Together with his letter Schiller sent Craig, in Florence, his essay, "Dwa teatry" ("Two Theaters"), translated into English by Madeline Meager. Edward Gordon Craig_sentence_57

Craig responded immediately, accepting the essay for his magazine, The Mask. Edward Gordon Craig_sentence_58

This was the beginning of a productive collaboration between the two prominent theater directors, who introduced each other's theoretical writings to foreign readers. Edward Gordon Craig_sentence_59

Archive Edward Gordon Craig_section_4

One of the largest collections of Edward Gordon Craig's papers is held at the Harry Ransom Center at the University of Texas at Austin. Edward Gordon Craig_sentence_60

The 32-box collection includes Craig's diaries, essays, reviews, notes, manuscripts, financial records, and correspondence. Edward Gordon Craig_sentence_61

Over 130 personal photographs are present in the archive. Edward Gordon Craig_sentence_62

The Ransom Center's art holdings including some of Craig's woodblocks from the Cranach Press Hamlet as well as proof prints made during production of the book. Edward Gordon Craig_sentence_63

The center's library holds over 300 books from Craig's personal collection. Edward Gordon Craig_sentence_64

In addition to the archive of Edward Gordon Craig, the Ransom Center holds important holdings relating to Craig's mother Ellen Terry, as well as the archive of his son Edward Carrick.

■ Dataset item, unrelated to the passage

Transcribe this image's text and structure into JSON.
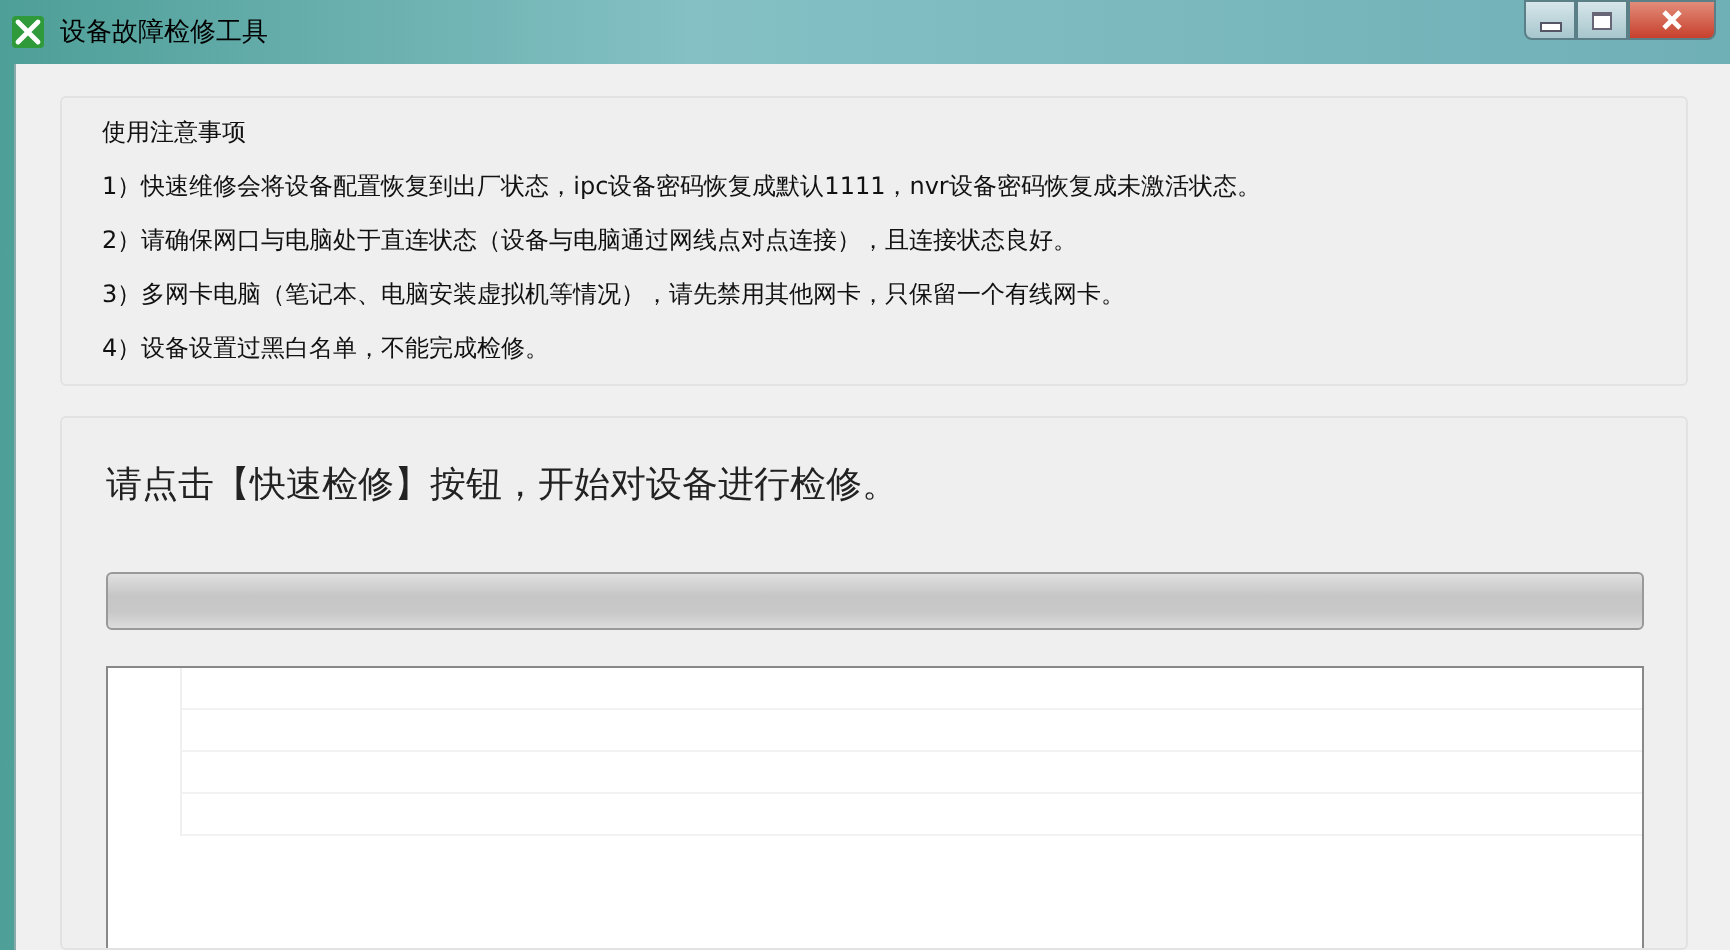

Edward Gordon Craig_sentence_65


Credits to the contents of this page go to the authors of the corresponding Wikipedia page: en.wikipedia.org/wiki/Edward Gordon Craig.